The Cancer Center submitted a 1,420-page grant renewal to the NCI and underwent a rigorous two-day site visit by reviewers in fall 2005. The reviewers commented that the U-M Cancer Center "continues to make remarkable progress and is characterized by a strong cancer focus and an environment that encourages collaboration. Many high-impact discoveries .have come from scientists within the Cancer Center over the past five years."
Due to federal budget cuts, the $26.6 million funding is essentially flat from that awarded at the last renewal period, in 2000. The initial report from reviewers recommended a 52 percent increase in funding, based on the Cancer Center's significant accomplishments over the previous five years and its proposals for future initiatives.
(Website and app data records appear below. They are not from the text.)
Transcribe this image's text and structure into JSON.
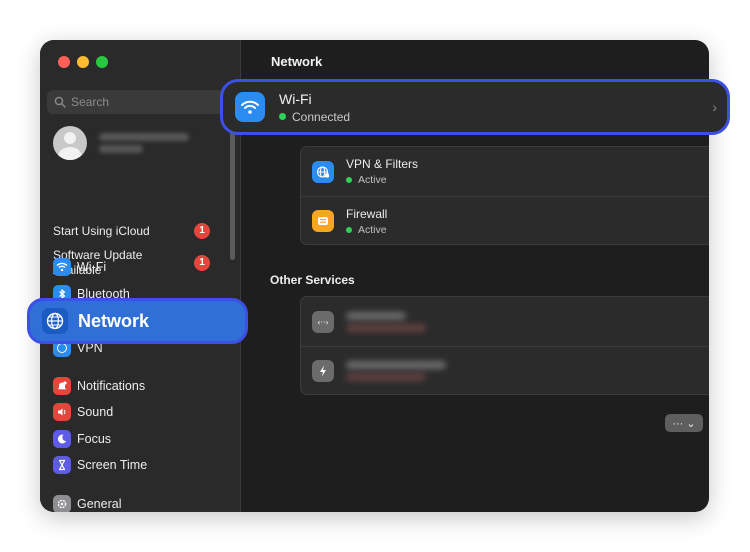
{
  "sidebar": {
    "search_placeholder": "Search",
    "start_icloud": "Start Using iCloud",
    "software_update": "Software Update Available",
    "badge_count": "1",
    "items": [
      {
        "label": "Wi-Fi",
        "icon": "wifi-icon",
        "color": "#2a8cf0"
      },
      {
        "label": "Bluetooth",
        "icon": "bluetooth-icon",
        "color": "#2a8cf0"
      },
      {
        "label": "Network",
        "icon": "globe-icon",
        "color": "#2a8cf0"
      },
      {
        "label": "VPN",
        "icon": "vpn-icon",
        "color": "#2a8cf0"
      },
      {
        "label": "Notifications",
        "icon": "bell-icon",
        "color": "#e5453a"
      },
      {
        "label": "Sound",
        "icon": "speaker-icon",
        "color": "#e5453a"
      },
      {
        "label": "Focus",
        "icon": "moon-icon",
        "color": "#5e5ce6"
      },
      {
        "label": "Screen Time",
        "icon": "hourglass-icon",
        "color": "#5e5ce6"
      },
      {
        "label": "General",
        "icon": "gear-icon",
        "color": "#8e8e93"
      }
    ],
    "selected": "Network"
  },
  "main": {
    "title": "Network",
    "wifi": {
      "name": "Wi-Fi",
      "status": "Connected"
    },
    "services": [
      {
        "name": "VPN & Filters",
        "status": "Active",
        "icon": "globe-lock-icon",
        "color": "#2a8cf0"
      },
      {
        "name": "Firewall",
        "status": "Active",
        "icon": "firewall-icon",
        "color": "#f5a623"
      }
    ],
    "other_services_title": "Other Services",
    "action_label": "··· ⌄",
    "help_label": "?"
  },
  "colors": {
    "accent": "#2a8cf0",
    "highlight_border": "#3c4fe6",
    "status_green": "#30d158",
    "status_red": "#e5453a"
  }
}
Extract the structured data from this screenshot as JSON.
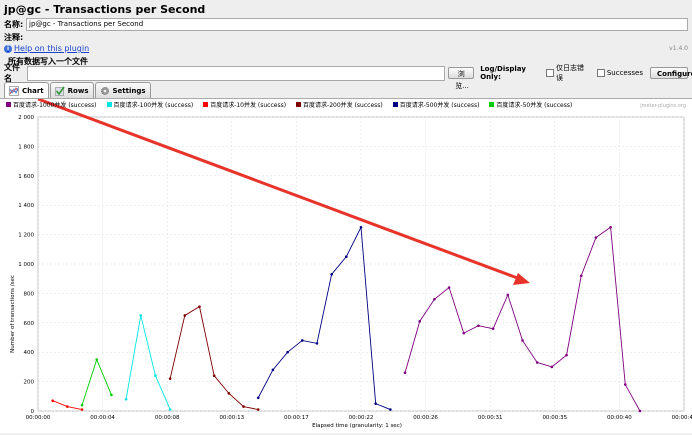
{
  "window": {
    "title": "jp@gc - Transactions per Second"
  },
  "name_field": {
    "label": "名称:",
    "value": "jp@gc - Transactions per Second"
  },
  "comment_field": {
    "label": "注释:",
    "value": ""
  },
  "help": {
    "link": "Help on this plugin",
    "version": "v1.4.0"
  },
  "write_all": {
    "label": "所有数据写入一个文件"
  },
  "file": {
    "label": "文件名",
    "value": "",
    "browse_label": "浏览...",
    "log_display_label": "Log/Display Only:",
    "errors_label": "仅日志错误",
    "successes_label": "Successes",
    "configure_label": "Configure"
  },
  "tabs": [
    {
      "label": "Chart",
      "icon": "chart-icon",
      "active": true
    },
    {
      "label": "Rows",
      "icon": "checkmark-icon",
      "active": false
    },
    {
      "label": "Settings",
      "icon": "gear-icon",
      "active": false
    }
  ],
  "brand": "jmeter-plugins.org",
  "chart_data": {
    "type": "line",
    "xlabel": "Elapsed time (granularity: 1 sec)",
    "ylabel": "Number of transactions /sec",
    "ylim": [
      0,
      2000
    ],
    "yticks": [
      "0",
      "200",
      "400",
      "600",
      "800",
      "1 000",
      "1 200",
      "1 400",
      "1 600",
      "1 800",
      "2 000"
    ],
    "xlim": [
      0,
      44
    ],
    "xticks": [
      "00:00:00",
      "00:00:04",
      "00:00:08",
      "00:00:13",
      "00:00:17",
      "00:00:22",
      "00:00:26",
      "00:00:31",
      "00:00:35",
      "00:00:40",
      "00:00:44"
    ],
    "xtick_values": [
      0,
      4.4,
      8.8,
      13.2,
      17.6,
      22,
      26.4,
      30.8,
      35.2,
      39.6,
      44
    ],
    "grid": true,
    "legend_position": "top",
    "series": [
      {
        "name": "百度请求-1000并发 (success)",
        "color": "#800080",
        "x": [
          25,
          26,
          27,
          28,
          29,
          30,
          31,
          32,
          33,
          34,
          35,
          36,
          37,
          38,
          39,
          40,
          41
        ],
        "y": [
          260,
          610,
          760,
          840,
          530,
          580,
          560,
          790,
          480,
          330,
          300,
          380,
          920,
          1180,
          1250,
          180,
          0
        ]
      },
      {
        "name": "百度请求-100并发 (success)",
        "color": "#00e5e5",
        "x": [
          6,
          7,
          8,
          9
        ],
        "y": [
          80,
          650,
          240,
          10
        ]
      },
      {
        "name": "百度请求-10并发 (success)",
        "color": "#ff0000",
        "x": [
          1,
          2,
          3
        ],
        "y": [
          70,
          30,
          10
        ]
      },
      {
        "name": "百度请求-200并发 (success)",
        "color": "#800000",
        "x": [
          9,
          10,
          11,
          12,
          13,
          14,
          15
        ],
        "y": [
          220,
          650,
          710,
          240,
          120,
          30,
          10
        ]
      },
      {
        "name": "百度请求-500并发 (success)",
        "color": "#000080",
        "x": [
          15,
          16,
          17,
          18,
          19,
          20,
          21,
          22,
          23,
          24
        ],
        "y": [
          90,
          280,
          400,
          480,
          460,
          930,
          1050,
          1250,
          50,
          10
        ]
      },
      {
        "name": "百度请求-50并发 (success)",
        "color": "#00cc00",
        "x": [
          3,
          4,
          5
        ],
        "y": [
          40,
          350,
          110
        ]
      }
    ]
  }
}
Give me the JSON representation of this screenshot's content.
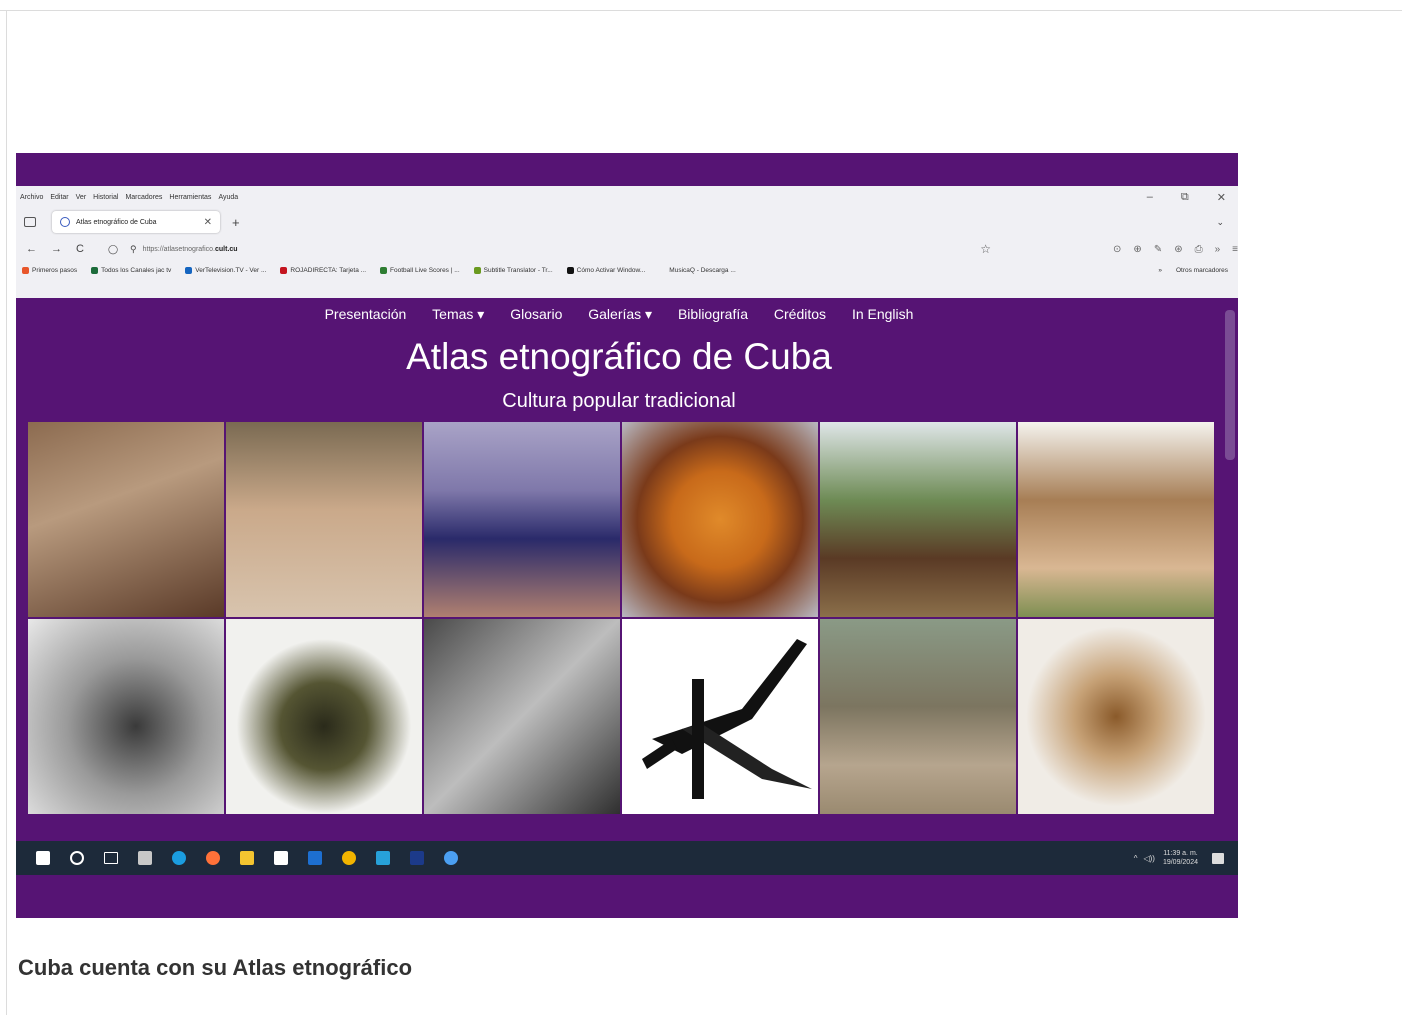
{
  "browser": {
    "menu": [
      "Archivo",
      "Editar",
      "Ver",
      "Historial",
      "Marcadores",
      "Herramientas",
      "Ayuda"
    ],
    "window_controls": [
      "–",
      "⧉",
      "✕"
    ],
    "tab": {
      "title": "Atlas etnográfico de Cuba",
      "close": "✕",
      "new_tab": "+"
    },
    "tab_list_icon": "⌄",
    "nav": {
      "back": "←",
      "forward": "→",
      "reload": "C"
    },
    "url": {
      "prefix": "https://atlasetnografico.",
      "domain": "cult.cu"
    },
    "bookmark_star": "☆",
    "extensions": [
      "⊙",
      "⊕",
      "✎",
      "⊛",
      "⎙",
      "»",
      "≡"
    ],
    "bookmarks": [
      {
        "label": "Primeros pasos",
        "color": "#e8562a"
      },
      {
        "label": "Todos los Canales jac tv",
        "color": "#1c6b3a"
      },
      {
        "label": "VerTelevision.TV - Ver ...",
        "color": "#1565c0"
      },
      {
        "label": "ROJADIRECTA: Tarjeta ...",
        "color": "#c4141f"
      },
      {
        "label": "Football Live Scores | ...",
        "color": "#2e7d32"
      },
      {
        "label": "Subtitle Translator - Tr...",
        "color": "#6a9a1f"
      },
      {
        "label": "Cómo Activar Window...",
        "color": "#111111"
      },
      {
        "label": "MusicaQ - Descarga ...",
        "color": "#f0f0f4"
      }
    ],
    "bookmarks_more": "»",
    "other_bookmarks": "Otros marcadores"
  },
  "site": {
    "nav": [
      "Presentación",
      "Temas ▾",
      "Glosario",
      "Galerías ▾",
      "Bibliografía",
      "Créditos",
      "In English"
    ],
    "title": "Atlas etnográfico de Cuba",
    "subtitle": "Cultura popular tradicional"
  },
  "taskbar": {
    "apps": [
      "windows-start",
      "search",
      "task-view",
      "calculator",
      "edge",
      "firefox",
      "file-explorer",
      "store",
      "mail",
      "chrome",
      "app",
      "photoshop",
      "recorder"
    ],
    "tray_chevron": "^",
    "volume": "◁))",
    "time": "11:39 a. m.",
    "date": "19/09/2024"
  },
  "caption": "Cuba cuenta con su Atlas etnográfico",
  "colors": {
    "accent": "#561474",
    "taskbar": "#1d2a3a"
  }
}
But the 2007 federal budget cut the NCI's funding by nearly $40 million, after several years of flat funding, prohibiting any increase in the grant to U-M and other centers seeking grant renewals this year.
"Continued federal support is crucial to continuing the war against cancer. In recent years, scientists have made fundamental discoveries about cancer that are now poised to be tested as possible new therapies. NCI funding has allowed us to explore promising new ways to make cancer care less toxic, more compassionate and more effective," Wicha says.
To earn the designation of "comprehensive cancer center," an institution must participate in basic and clinical research as well as prevention and control research, with strong interactions among those areas. A center must also provide public information, education and outreach programs. U-M is one of two comprehensive cancer centers in Michigan and one of 39 across the country.
The Cancer Center has 369 member physicians and researchers in 18 clinical, basic and prevention research programs and 11 multidisciplinary clinics.
Patient volumes have grown steadily at the Cancer Center in recent years. Chemotherapy infusions alone have
increased 15 percent each year from 1998-2004. In fiscal year 2006, U-M provided more services to more patients
and families than ever before:
The top five cancers diagnosed and treated were melanoma, digestive system cancers, blood cancers, prostate cancer and breast cancer.
For information about the U-M Comprehensive Cancer Center, visit the "About UMCCC" area of this web site. To speak to a cancer nurse, call the Cancer AnswerLine™ at 800-865-1125.
Written by Nicole Fawcett